(Recorded data)

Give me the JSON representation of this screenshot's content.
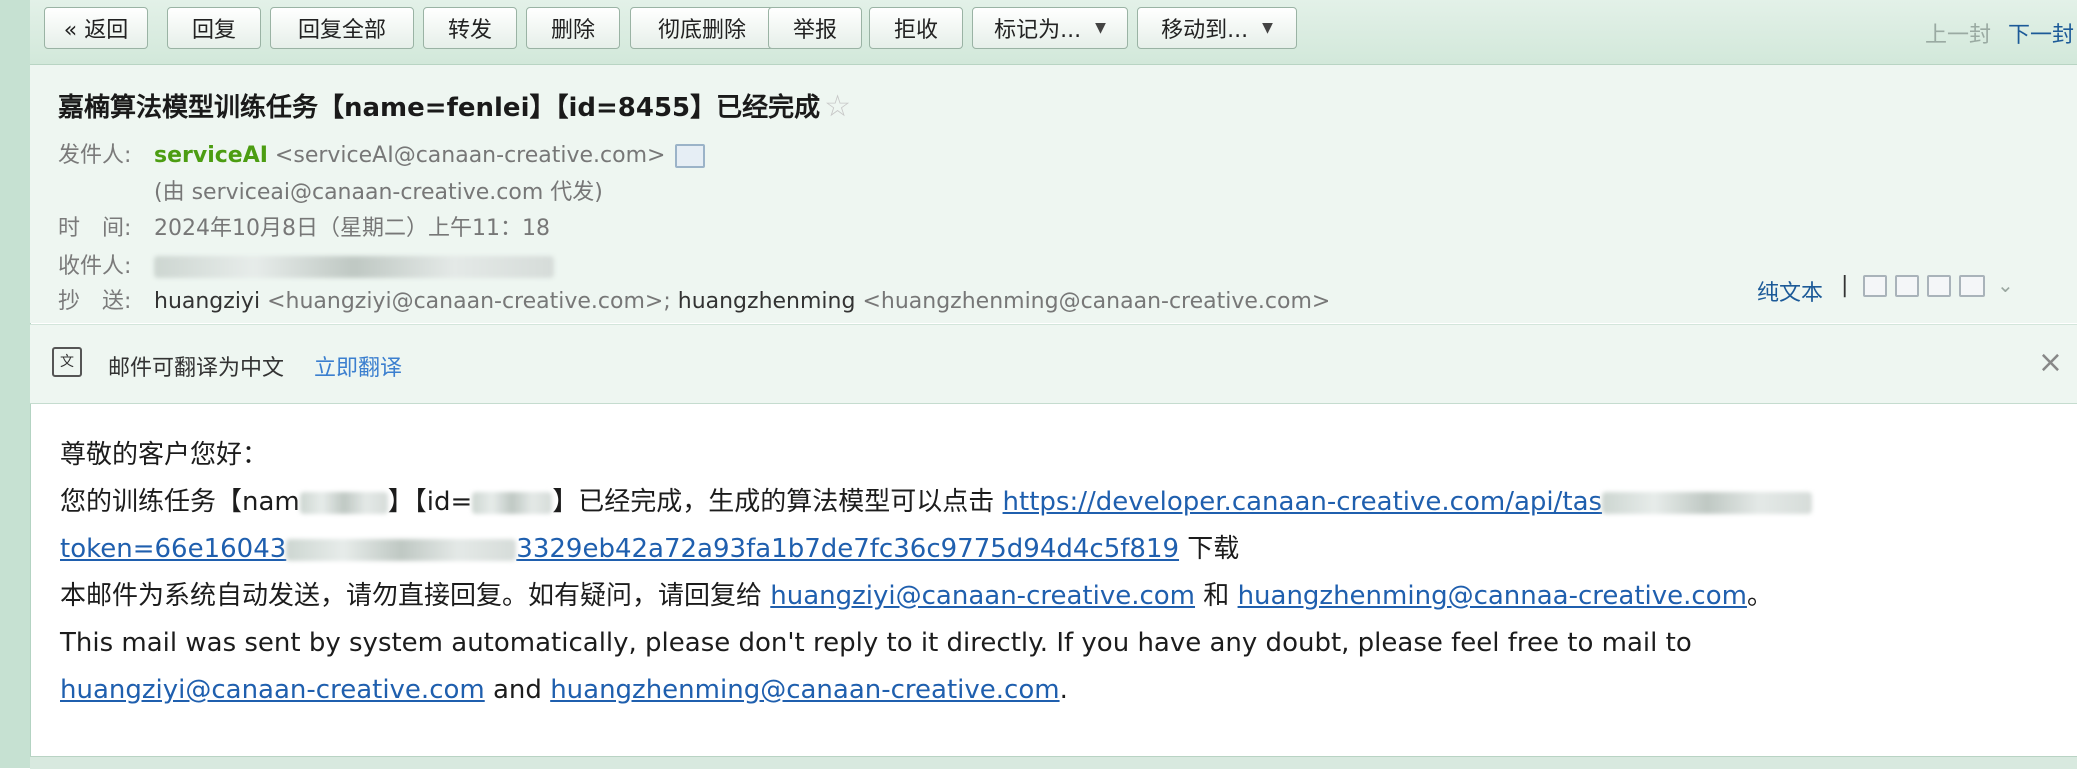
{
  "toolbar": {
    "back": "« 返回",
    "reply": "回复",
    "reply_all": "回复全部",
    "forward": "转发",
    "delete": "删除",
    "delete_forever": "彻底删除",
    "report": "举报",
    "reject": "拒收",
    "mark_as": "标记为...",
    "move_to": "移动到...",
    "prev": "上一封",
    "next": "下一封"
  },
  "header": {
    "subject": "嘉楠算法模型训练任务【name=fenlei】【id=8455】已经完成",
    "from_label": "发件人:",
    "from_name": "serviceAI",
    "from_email": "<serviceAI@canaan-creative.com>",
    "on_behalf": "(由 serviceai@canaan-creative.com 代发)",
    "time_label": "时　间:",
    "time_value": "2024年10月8日（星期二）上午11：18",
    "to_label": "收件人:",
    "cc_label": "抄　送:",
    "cc_name1": "huangziyi",
    "cc_email1": "<huangziyi@canaan-creative.com>;",
    "cc_name2": "huangzhenming",
    "cc_email2": "<huangzhenming@canaan-creative.com>",
    "plain_text": "纯文本",
    "divider": "|"
  },
  "translate": {
    "text": "邮件可翻译为中文",
    "action": "立即翻译",
    "close": "×"
  },
  "body": {
    "greeting": "尊敬的客户您好：",
    "line1_a": "您的训练任务【nam",
    "line1_b": "】【id=",
    "line1_c": "】已经完成，生成的算法模型可以点击",
    "link1_a": "https://developer.canaan-creative.com/api/tas",
    "link1_b": "token=66e16043",
    "link1_c": "3329eb42a72a93fa1b7de7fc36c9775d94d4c5f819",
    "download": "下载",
    "line3_a": "本邮件为系统自动发送，请勿直接回复。如有疑问，请回复给",
    "mail1": "huangziyi@canaan-creative.com",
    "and_cn": "和",
    "mail2": "huangzhenming@cannaa-creative.com",
    "period_cn": "。",
    "line4": "This mail was sent by system automatically, please don't reply to it directly. If you have any doubt, please feel free to mail to",
    "mail3": "huangziyi@canaan-creative.com",
    "and_en": "and",
    "mail4": "huangzhenming@canaan-creative.com",
    "period_en": "."
  }
}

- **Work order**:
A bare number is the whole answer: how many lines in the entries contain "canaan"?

- **Final answer**:
8